**Assignment:** After reading the records, print them all again exactly as they stand.

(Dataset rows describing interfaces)
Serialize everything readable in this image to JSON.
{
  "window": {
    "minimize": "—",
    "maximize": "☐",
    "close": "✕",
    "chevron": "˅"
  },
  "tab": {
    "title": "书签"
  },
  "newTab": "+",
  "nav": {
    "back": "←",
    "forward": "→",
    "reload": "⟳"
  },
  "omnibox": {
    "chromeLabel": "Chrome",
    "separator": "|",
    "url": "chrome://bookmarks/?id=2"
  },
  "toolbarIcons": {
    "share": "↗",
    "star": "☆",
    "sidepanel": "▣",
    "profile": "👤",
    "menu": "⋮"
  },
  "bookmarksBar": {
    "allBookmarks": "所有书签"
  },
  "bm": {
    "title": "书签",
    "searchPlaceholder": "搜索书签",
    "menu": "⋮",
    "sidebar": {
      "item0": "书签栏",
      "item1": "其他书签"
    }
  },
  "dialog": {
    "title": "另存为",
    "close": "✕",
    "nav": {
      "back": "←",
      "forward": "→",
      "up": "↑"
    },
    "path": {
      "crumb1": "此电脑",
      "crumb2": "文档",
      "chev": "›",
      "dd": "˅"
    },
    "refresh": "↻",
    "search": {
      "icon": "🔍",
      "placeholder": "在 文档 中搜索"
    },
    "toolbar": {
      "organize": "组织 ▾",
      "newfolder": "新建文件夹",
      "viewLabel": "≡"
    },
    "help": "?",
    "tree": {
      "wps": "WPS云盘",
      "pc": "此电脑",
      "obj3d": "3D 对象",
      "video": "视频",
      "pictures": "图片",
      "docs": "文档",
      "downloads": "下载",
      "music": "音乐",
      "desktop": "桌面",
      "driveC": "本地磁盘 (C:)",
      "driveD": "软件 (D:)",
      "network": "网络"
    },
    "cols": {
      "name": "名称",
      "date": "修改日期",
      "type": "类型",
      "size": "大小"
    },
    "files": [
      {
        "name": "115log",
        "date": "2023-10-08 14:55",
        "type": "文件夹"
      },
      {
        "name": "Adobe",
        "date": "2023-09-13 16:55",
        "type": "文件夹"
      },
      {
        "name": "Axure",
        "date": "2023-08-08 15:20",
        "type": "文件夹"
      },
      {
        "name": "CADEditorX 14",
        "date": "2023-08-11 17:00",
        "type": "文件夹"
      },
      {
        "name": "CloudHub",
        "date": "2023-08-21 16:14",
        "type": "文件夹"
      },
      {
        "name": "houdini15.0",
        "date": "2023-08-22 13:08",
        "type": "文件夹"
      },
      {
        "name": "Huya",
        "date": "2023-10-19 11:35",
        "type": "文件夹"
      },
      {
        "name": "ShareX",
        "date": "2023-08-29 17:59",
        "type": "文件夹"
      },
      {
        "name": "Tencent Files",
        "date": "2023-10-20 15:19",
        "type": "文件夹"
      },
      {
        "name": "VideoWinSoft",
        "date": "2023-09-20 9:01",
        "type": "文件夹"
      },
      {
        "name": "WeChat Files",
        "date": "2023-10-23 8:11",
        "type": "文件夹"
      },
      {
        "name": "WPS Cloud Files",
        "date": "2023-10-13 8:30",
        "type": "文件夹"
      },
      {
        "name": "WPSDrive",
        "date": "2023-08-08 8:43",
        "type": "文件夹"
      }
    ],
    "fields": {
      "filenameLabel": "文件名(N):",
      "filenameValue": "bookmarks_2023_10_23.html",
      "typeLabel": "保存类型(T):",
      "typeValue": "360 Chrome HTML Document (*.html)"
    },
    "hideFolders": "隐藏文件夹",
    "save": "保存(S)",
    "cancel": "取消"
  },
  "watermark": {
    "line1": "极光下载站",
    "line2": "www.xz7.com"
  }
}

**Answer area:**
Serialize everything readable in this image to JSON.
{
  "window": {
    "minimize": "—",
    "maximize": "☐",
    "close": "✕",
    "chevron": "˅"
  },
  "tab": {
    "title": "书签"
  },
  "newTab": "+",
  "nav": {
    "back": "←",
    "forward": "→",
    "reload": "⟳"
  },
  "omnibox": {
    "chromeLabel": "Chrome",
    "separator": "|",
    "url": "chrome://bookmarks/?id=2"
  },
  "toolbarIcons": {
    "share": "↗",
    "star": "☆",
    "sidepanel": "▣",
    "profile": "👤",
    "menu": "⋮"
  },
  "bookmarksBar": {
    "allBookmarks": "所有书签"
  },
  "bm": {
    "title": "书签",
    "searchPlaceholder": "搜索书签",
    "menu": "⋮",
    "sidebar": {
      "item0": "书签栏",
      "item1": "其他书签"
    }
  },
  "dialog": {
    "title": "另存为",
    "close": "✕",
    "nav": {
      "back": "←",
      "forward": "→",
      "up": "↑"
    },
    "path": {
      "crumb1": "此电脑",
      "crumb2": "文档",
      "chev": "›",
      "dd": "˅"
    },
    "refresh": "↻",
    "search": {
      "icon": "🔍",
      "placeholder": "在 文档 中搜索"
    },
    "toolbar": {
      "organize": "组织 ▾",
      "newfolder": "新建文件夹",
      "viewLabel": "≡"
    },
    "help": "?",
    "tree": {
      "wps": "WPS云盘",
      "pc": "此电脑",
      "obj3d": "3D 对象",
      "video": "视频",
      "pictures": "图片",
      "docs": "文档",
      "downloads": "下载",
      "music": "音乐",
      "desktop": "桌面",
      "driveC": "本地磁盘 (C:)",
      "driveD": "软件 (D:)",
      "network": "网络"
    },
    "cols": {
      "name": "名称",
      "date": "修改日期",
      "type": "类型",
      "size": "大小"
    },
    "files": [
      {
        "name": "115log",
        "date": "2023-10-08 14:55",
        "type": "文件夹"
      },
      {
        "name": "Adobe",
        "date": "2023-09-13 16:55",
        "type": "文件夹"
      },
      {
        "name": "Axure",
        "date": "2023-08-08 15:20",
        "type": "文件夹"
      },
      {
        "name": "CADEditorX 14",
        "date": "2023-08-11 17:00",
        "type": "文件夹"
      },
      {
        "name": "CloudHub",
        "date": "2023-08-21 16:14",
        "type": "文件夹"
      },
      {
        "name": "houdini15.0",
        "date": "2023-08-22 13:08",
        "type": "文件夹"
      },
      {
        "name": "Huya",
        "date": "2023-10-19 11:35",
        "type": "文件夹"
      },
      {
        "name": "ShareX",
        "date": "2023-08-29 17:59",
        "type": "文件夹"
      },
      {
        "name": "Tencent Files",
        "date": "2023-10-20 15:19",
        "type": "文件夹"
      },
      {
        "name": "VideoWinSoft",
        "date": "2023-09-20 9:01",
        "type": "文件夹"
      },
      {
        "name": "WeChat Files",
        "date": "2023-10-23 8:11",
        "type": "文件夹"
      },
      {
        "name": "WPS Cloud Files",
        "date": "2023-10-13 8:30",
        "type": "文件夹"
      },
      {
        "name": "WPSDrive",
        "date": "2023-08-08 8:43",
        "type": "文件夹"
      }
    ],
    "fields": {
      "filenameLabel": "文件名(N):",
      "filenameValue": "bookmarks_2023_10_23.html",
      "typeLabel": "保存类型(T):",
      "typeValue": "360 Chrome HTML Document (*.html)"
    },
    "hideFolders": "隐藏文件夹",
    "save": "保存(S)",
    "cancel": "取消"
  },
  "watermark": {
    "line1": "极光下载站",
    "line2": "www.xz7.com"
  }
}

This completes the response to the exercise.